I was back in-country from my late in tour R & R trip to Hawaii in May 1971. We had been on FB Rifle for some time with a rotated infantry company in support – no US artillery as this base was being built for ARVN (Army of the Republic of Vietnam) troops eventually. The road to QL1 was open and fairly quiet as the Rome plow had cleared the brush for almost 100 meters on each side and harassing enemy fire had apparently disappeared.
We were just about to finish the “new” Fire Base portion and perimeter on the west hill of the saddle formation for the ARVN.
There had been some disquieting events in the previous nights – trip flares going off around our positions at odd hours, but our guys on the guns had seen nothing. In any case, we had been in place on the east side of the saddle for quite some time and things had gotten routine. We were unfortunately lax.
My two platoons of combat engineers had a part of the northern and most of the eastern part of the perimeter on the east end hills of the saddle. The infantry company had the rest – about two thirds of the hill. My platoon’s M-60 (machine gun) position was just below my bunker with another foxhole firing position just to my left. Over the crest of the hill were infantry bunkers and positions. Our bunkers were temporary structures consisting of a hole dug by dozer or backhoe with a large metal half culvert as a roof. The roof was covered by at least two layers of sandbags to handle 61 mm mortar rounds that the NVA normally carried. Each end was open. My platoon sergeant and I shared one of them and actually had room to put in two cots. The protective barbed wire was really a joke on this part of the hill as we were planning a move shortly – no more than single strands of concertina razor wire. We were pretty vulnerable.

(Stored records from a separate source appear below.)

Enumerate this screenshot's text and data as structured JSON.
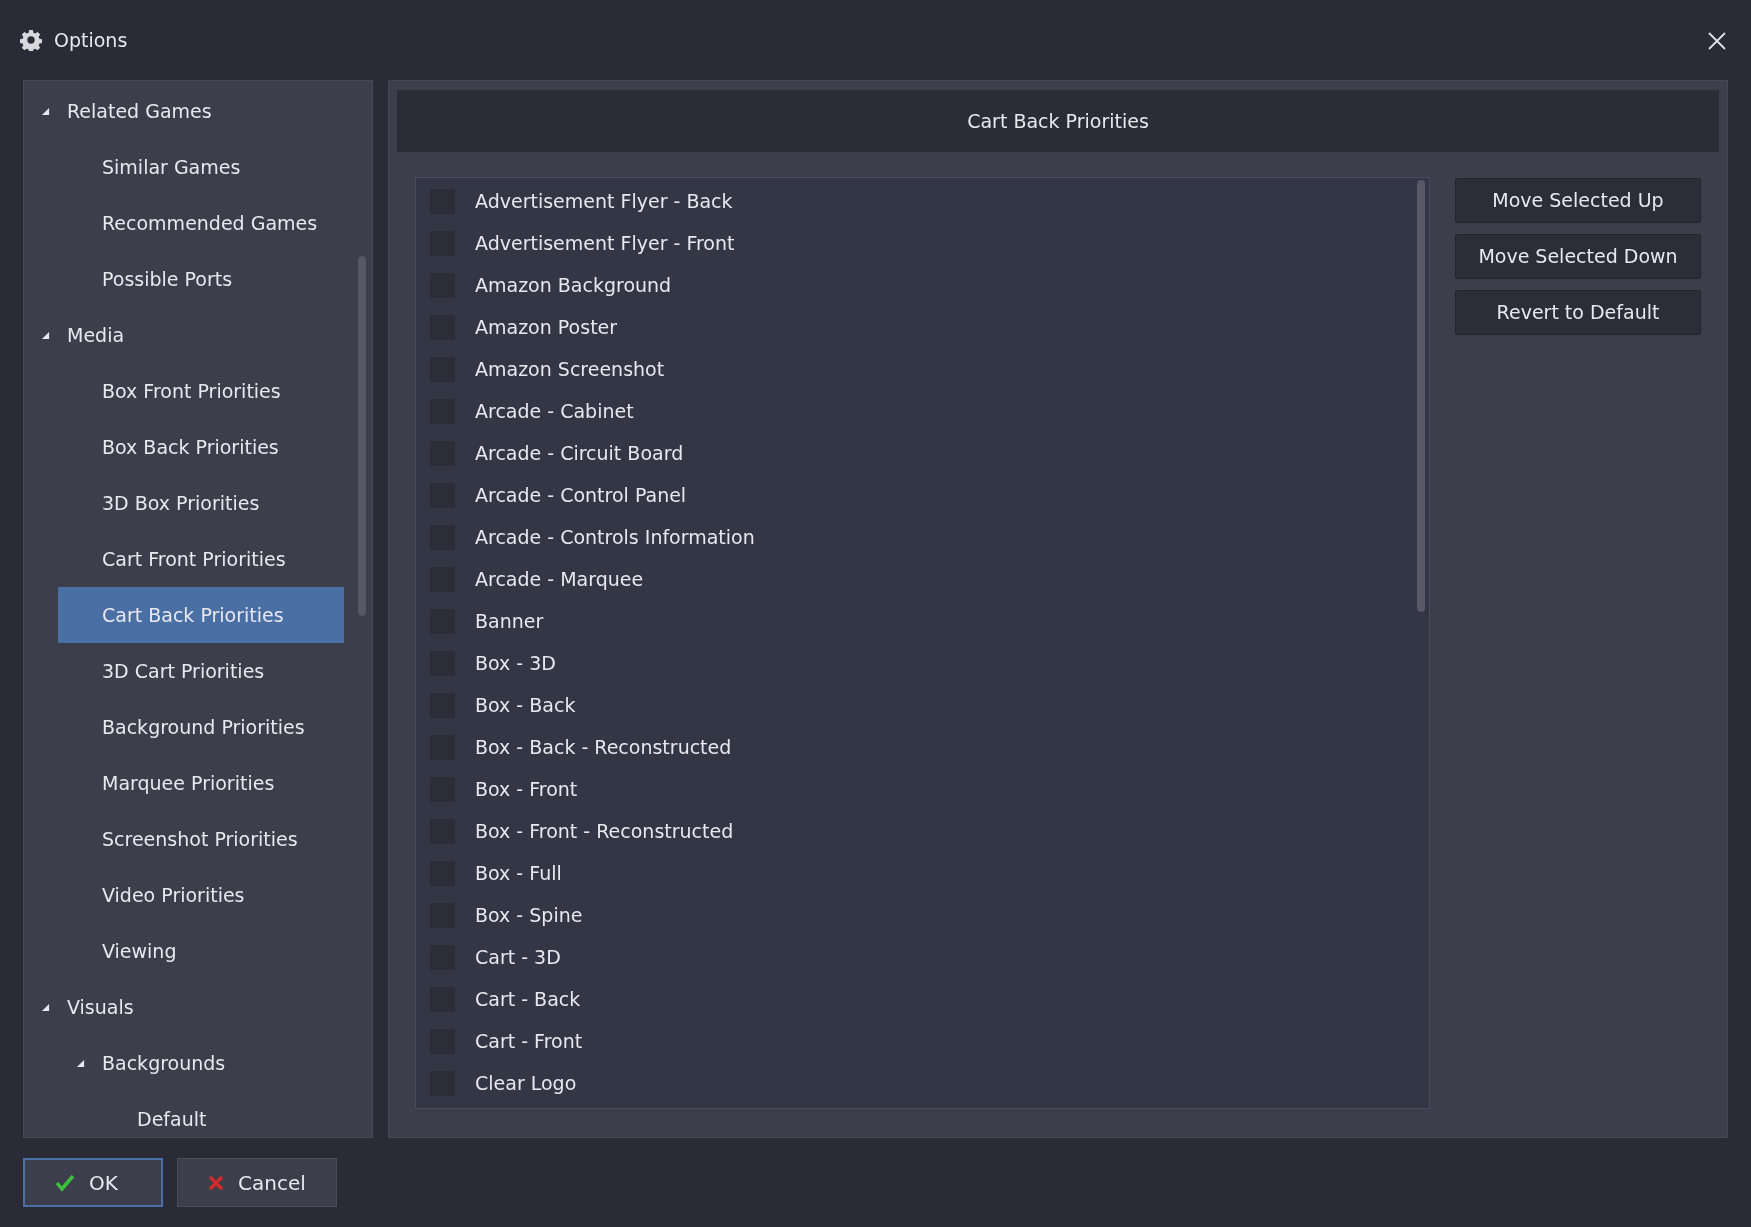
{
  "window": {
    "title": "Options"
  },
  "sidebar": {
    "items": [
      {
        "label": "Related Games",
        "expanded": true,
        "selected": false,
        "children": [
          {
            "label": "Similar Games",
            "selected": false
          },
          {
            "label": "Recommended Games",
            "selected": false
          },
          {
            "label": "Possible Ports",
            "selected": false
          }
        ]
      },
      {
        "label": "Media",
        "expanded": true,
        "selected": false,
        "children": [
          {
            "label": "Box Front Priorities",
            "selected": false
          },
          {
            "label": "Box Back Priorities",
            "selected": false
          },
          {
            "label": "3D Box Priorities",
            "selected": false
          },
          {
            "label": "Cart Front Priorities",
            "selected": false
          },
          {
            "label": "Cart Back Priorities",
            "selected": true
          },
          {
            "label": "3D Cart Priorities",
            "selected": false
          },
          {
            "label": "Background Priorities",
            "selected": false
          },
          {
            "label": "Marquee Priorities",
            "selected": false
          },
          {
            "label": "Screenshot Priorities",
            "selected": false
          },
          {
            "label": "Video Priorities",
            "selected": false
          },
          {
            "label": "Viewing",
            "selected": false
          }
        ]
      },
      {
        "label": "Visuals",
        "expanded": true,
        "selected": false,
        "children": [
          {
            "label": "Backgrounds",
            "expanded": true,
            "selected": false,
            "children": [
              {
                "label": "Default",
                "selected": false
              }
            ]
          }
        ]
      }
    ]
  },
  "panel": {
    "title": "Cart Back Priorities",
    "items": [
      {
        "label": "Advertisement Flyer - Back",
        "checked": false
      },
      {
        "label": "Advertisement Flyer - Front",
        "checked": false
      },
      {
        "label": "Amazon Background",
        "checked": false
      },
      {
        "label": "Amazon Poster",
        "checked": false
      },
      {
        "label": "Amazon Screenshot",
        "checked": false
      },
      {
        "label": "Arcade - Cabinet",
        "checked": false
      },
      {
        "label": "Arcade - Circuit Board",
        "checked": false
      },
      {
        "label": "Arcade - Control Panel",
        "checked": false
      },
      {
        "label": "Arcade - Controls Information",
        "checked": false
      },
      {
        "label": "Arcade - Marquee",
        "checked": false
      },
      {
        "label": "Banner",
        "checked": false
      },
      {
        "label": "Box - 3D",
        "checked": false
      },
      {
        "label": "Box - Back",
        "checked": false
      },
      {
        "label": "Box - Back - Reconstructed",
        "checked": false
      },
      {
        "label": "Box - Front",
        "checked": false
      },
      {
        "label": "Box - Front - Reconstructed",
        "checked": false
      },
      {
        "label": "Box - Full",
        "checked": false
      },
      {
        "label": "Box - Spine",
        "checked": false
      },
      {
        "label": "Cart - 3D",
        "checked": false
      },
      {
        "label": "Cart - Back",
        "checked": false
      },
      {
        "label": "Cart - Front",
        "checked": false
      },
      {
        "label": "Clear Logo",
        "checked": false
      }
    ],
    "buttons": [
      "Move Selected Up",
      "Move Selected Down",
      "Revert to Default"
    ]
  },
  "footer": {
    "buttons": [
      {
        "label": "OK",
        "kind": "ok",
        "default": true
      },
      {
        "label": "Cancel",
        "kind": "cancel",
        "default": false
      }
    ]
  }
}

The day of 21 May was a bit tense between my platoon sergeant and me. We were about to move the next day to the “new” bunkers and fortifications on the west end of the saddle we had constructed. They were dug in deep and built out of sturdy lumber and covered by many inches of sandbags and soil. A first class set of positions if I did not say so myself. That was going to be a big day for the job. There was a monthly NCO call in the rear the next night and my platoon sergeant had wanted to go in a day early to kick back, but I had told him I needed him. Besides if he left the next day, he would still make the NCO call and get together. He missed the last logistics bird flight to the rear, but he really was annoyed at me for missing an extra night of clean clothes and a shower – not to mention the drinks.

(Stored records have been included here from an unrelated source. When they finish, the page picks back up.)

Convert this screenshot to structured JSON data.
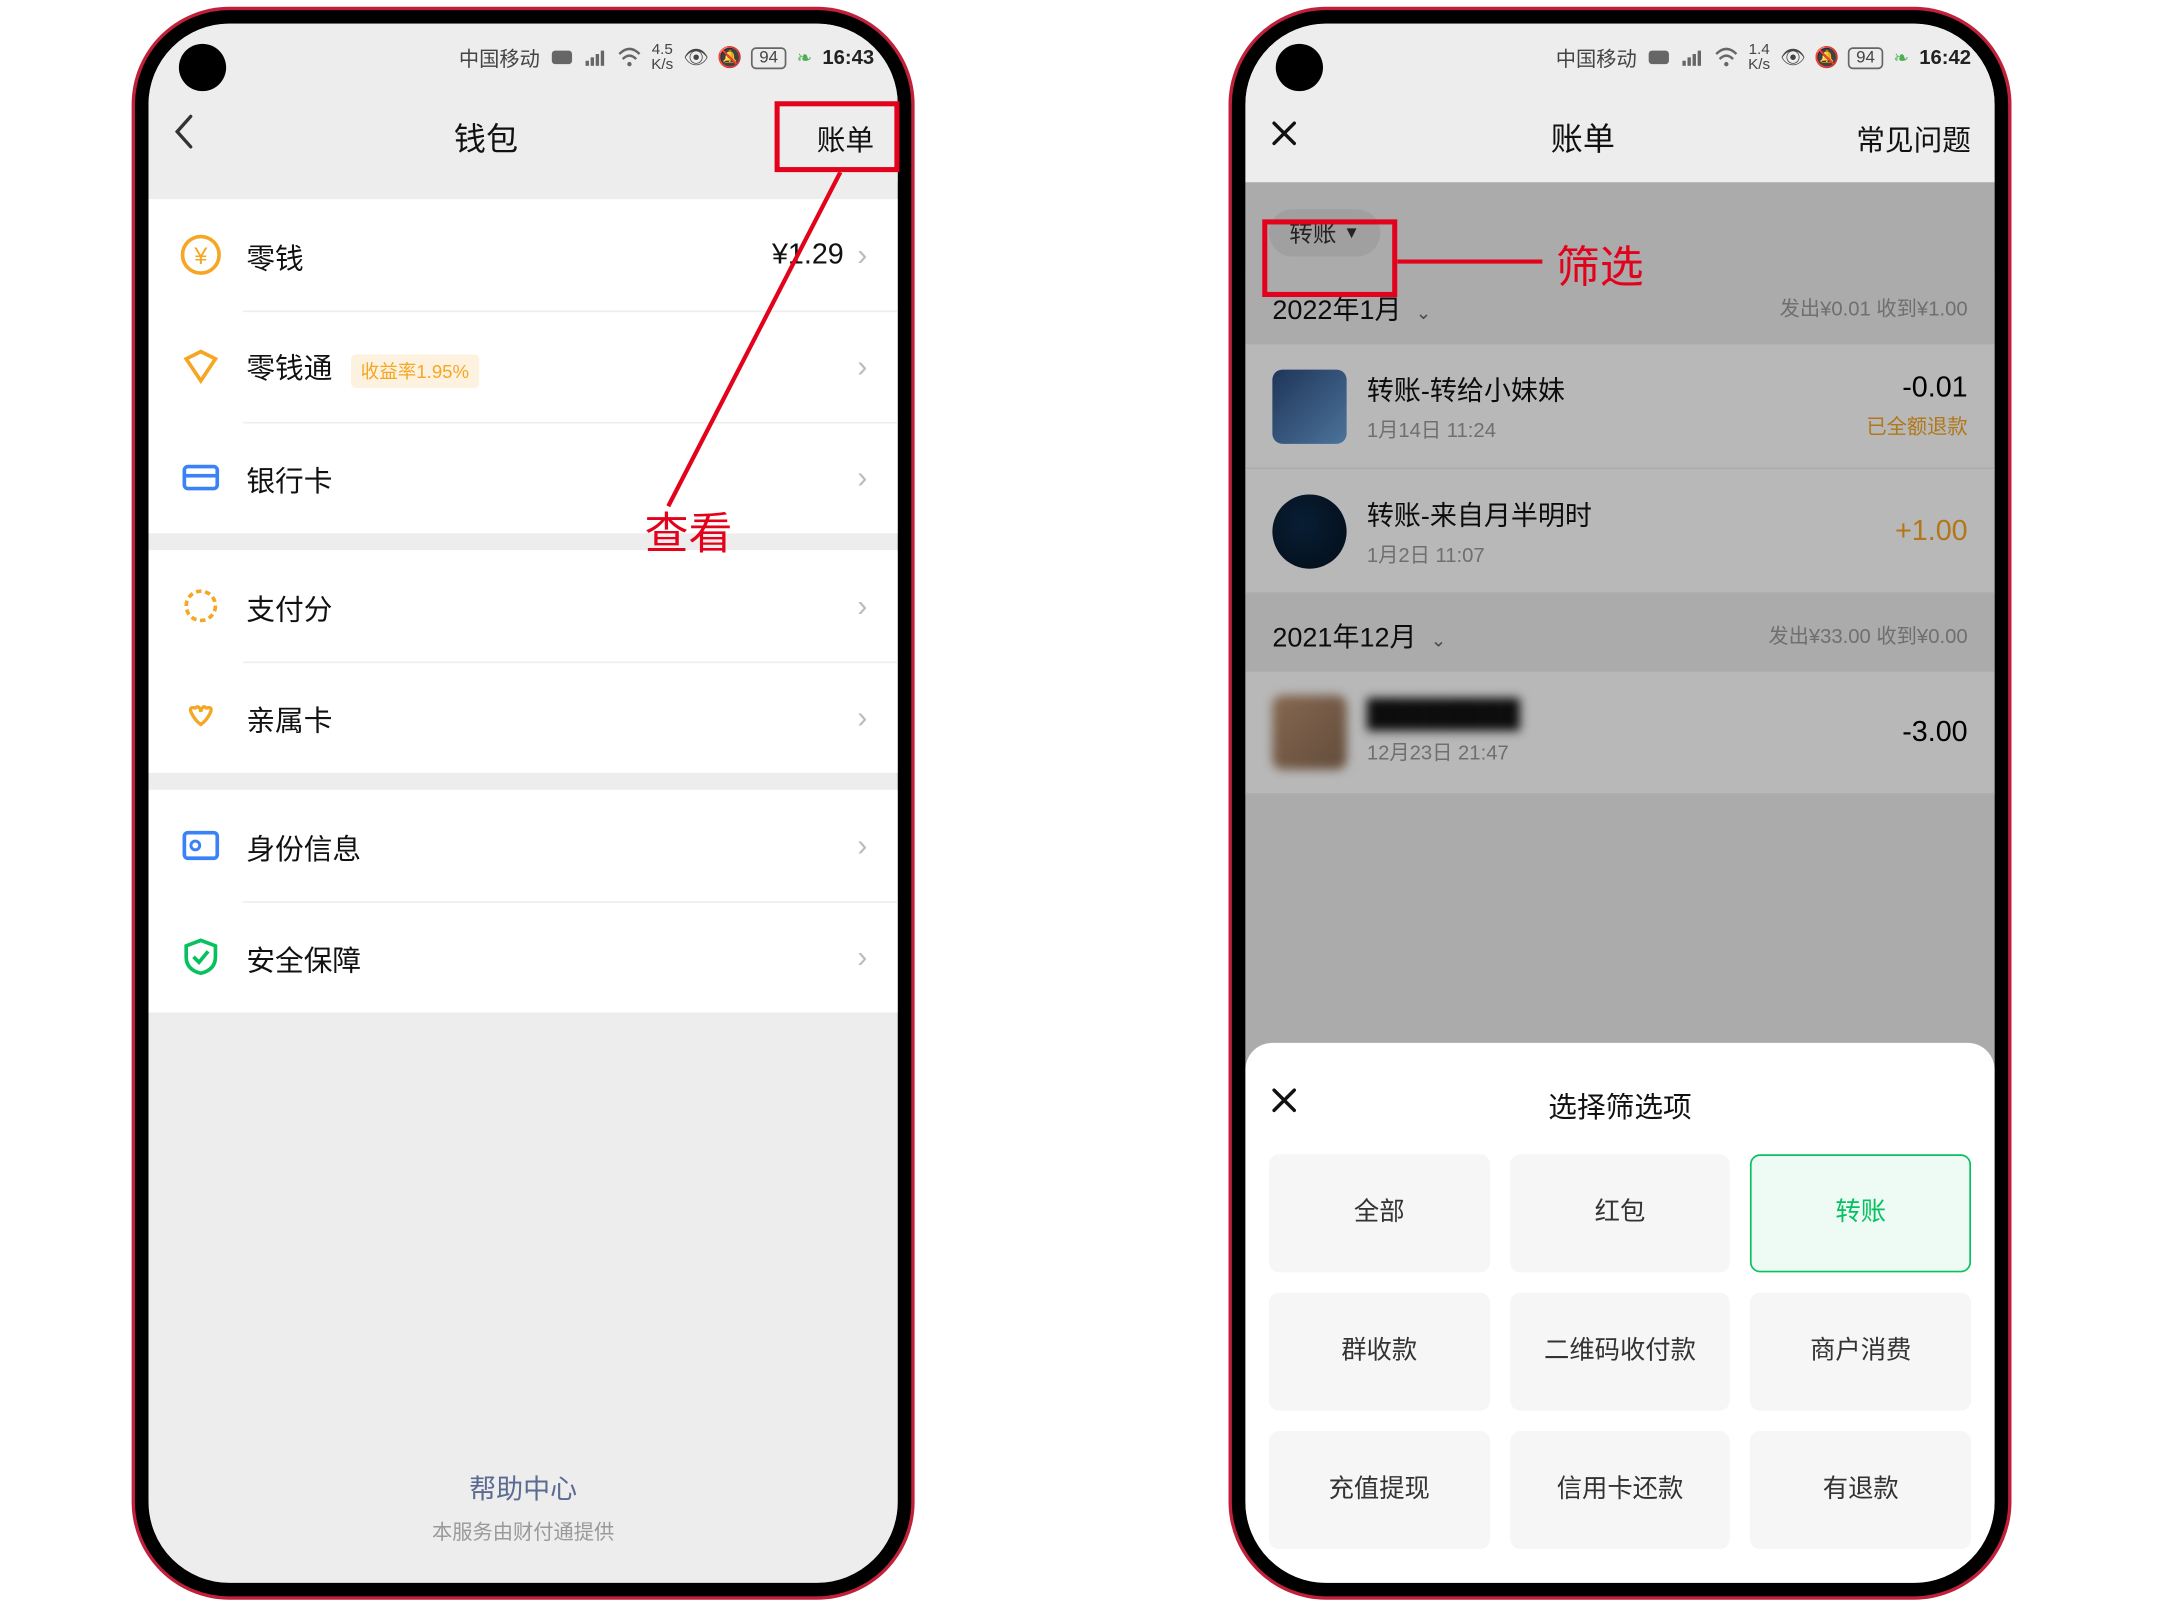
{
  "left": {
    "status": {
      "carrier": "中国移动",
      "speed_top": "4.5",
      "speed_bot": "K/s",
      "batt": "94",
      "time": "16:43"
    },
    "nav": {
      "title": "钱包",
      "action": "账单"
    },
    "rows": {
      "balance": {
        "label": "零钱",
        "value": "¥1.29"
      },
      "lct": {
        "label": "零钱通",
        "badge": "收益率1.95%"
      },
      "bank": {
        "label": "银行卡"
      },
      "score": {
        "label": "支付分"
      },
      "family": {
        "label": "亲属卡"
      },
      "identity": {
        "label": "身份信息"
      },
      "security": {
        "label": "安全保障"
      }
    },
    "footer": {
      "link": "帮助中心",
      "note": "本服务由财付通提供"
    }
  },
  "right": {
    "status": {
      "carrier": "中国移动",
      "speed_top": "1.4",
      "speed_bot": "K/s",
      "batt": "94",
      "time": "16:42"
    },
    "nav": {
      "title": "账单",
      "action": "常见问题"
    },
    "filter_chip": "转账",
    "months": {
      "m1": {
        "label": "2022年1月",
        "summary": "发出¥0.01  收到¥1.00"
      },
      "m2": {
        "label": "2021年12月",
        "summary": "发出¥33.00  收到¥0.00"
      }
    },
    "txns": {
      "t1": {
        "title": "转账-转给小妹妹",
        "time": "1月14日 11:24",
        "amount": "-0.01",
        "sub": "已全额退款"
      },
      "t2": {
        "title": "转账-来自月半明时",
        "time": "1月2日 11:07",
        "amount": "+1.00"
      },
      "t3": {
        "title": "████████",
        "time": "12月23日 21:47",
        "amount": "-3.00"
      }
    },
    "sheet": {
      "title": "选择筛选项",
      "opts": [
        "全部",
        "红包",
        "转账",
        "群收款",
        "二维码收付款",
        "商户消费",
        "充值提现",
        "信用卡还款",
        "有退款"
      ]
    }
  },
  "anno": {
    "view": "查看",
    "filter": "筛选"
  },
  "colors": {
    "neg": "#111",
    "pos": "#f5a623",
    "accent": "#07c160",
    "red": "#e3021b"
  }
}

We also had our battalion’s Protestant chaplain visiting us, CPT Jimmie L. Young. He had held a small “service” that day. He was a very gregarious man and a bit old for a new chaplain. I think he was some sort of universal Christian denomination.

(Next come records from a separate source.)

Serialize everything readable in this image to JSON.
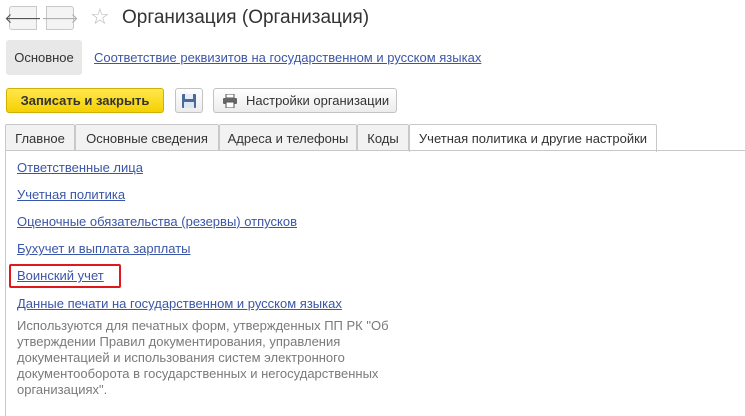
{
  "window": {
    "title": "Организация (Организация)",
    "back_icon": "arrow-left-icon",
    "forward_icon": "arrow-right-icon",
    "favorite_icon": "star-icon"
  },
  "subnav": {
    "main": "Основное",
    "link": "Соответствие реквизитов на государственном и русском языках"
  },
  "toolbar": {
    "save_close": "Записать и закрыть",
    "save_icon": "floppy-disk-icon",
    "settings_icon": "printer-icon",
    "settings": "Настройки организации"
  },
  "tabs": [
    {
      "label": "Главное"
    },
    {
      "label": "Основные сведения"
    },
    {
      "label": "Адреса и телефоны"
    },
    {
      "label": "Коды"
    },
    {
      "label": "Учетная политика и другие настройки"
    }
  ],
  "active_tab": 4,
  "links": [
    "Ответственные лица",
    "Учетная политика",
    "Оценочные обязательства (резервы) отпусков",
    "Бухучет и выплата зарплаты",
    "Воинский учет",
    "Данные печати на государственном и русском языках"
  ],
  "description": "Используются для печатных форм, утвержденных ПП РК \"Об утверждении Правил документирования, управления документацией и использования систем электронного документооборота в государственных и негосударственных организациях\".",
  "colors": {
    "link": "#3a56a8",
    "primary_button": "#f5d000",
    "highlight": "#e0181b"
  }
}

I checked the guard assignments, checked the men and equipment and went to sleep with few words spoken. It was hot so I removed my shirt and boots and slept in my jungle fatigue pants on my cot. This night has returned to me in different forms many times after I got home, and once when coming out of a surgical procedure and sedation – Mary Ellen was there to wake me most times. However, I have not had flashbacks for some time and decided to actually write about it several years ago.
About midnight all hell broke loose. We were awakened to loud explosions all around and men yelling. For some reason, the sky was lit by a flare. We lay there for a moment and my platoon sergeant said, “I sure do not want to die in here,” and crawled forward. I was scared and stunned. I agreed in my mind with him and had that same thought as mortars, explosives, or RPGs (Rocket Propelled Grenades) exploded on the hill. I pulled on my boots, threw a bandolier of ammo over my shoulder and grabbed my M16 putting on my steel pot (no shirt – quite the “Rambo” look, I guess).
My sergeant dove to the right and into the M60 machine gun position. I dove to the left and into a two-man firing position as a third man – a bit crowded.
In the light of the flares, we could see the enemy running all around. My heart was beating like crazy, and the fear was driving my adrenalin through the roof. The sergeant was shooting the M60 with the soldier supposedly on guard at that position crouching down in the hole — passing him ammo as fast as the belt could go into the breach. He was yelling “Get ‘em, Sarge!” This was strangely ironic and significant because this particular guy had some resentment towards the sergeant the weeks before for riding him hard. It was the old “hate the ‘lifers’ syndrome” – but not under fire, it turned out.
I saw a gook dive behind a log about twenty feet from me. I emptied a clip at him, and his head split open. Later, we would find his body hit by at least 40 rounds. I was not the only one firing at him, so I really do not know if my rounds actually killed him to answer my grandson’s question – but in my mind I have always felt and, in a way, feared I did.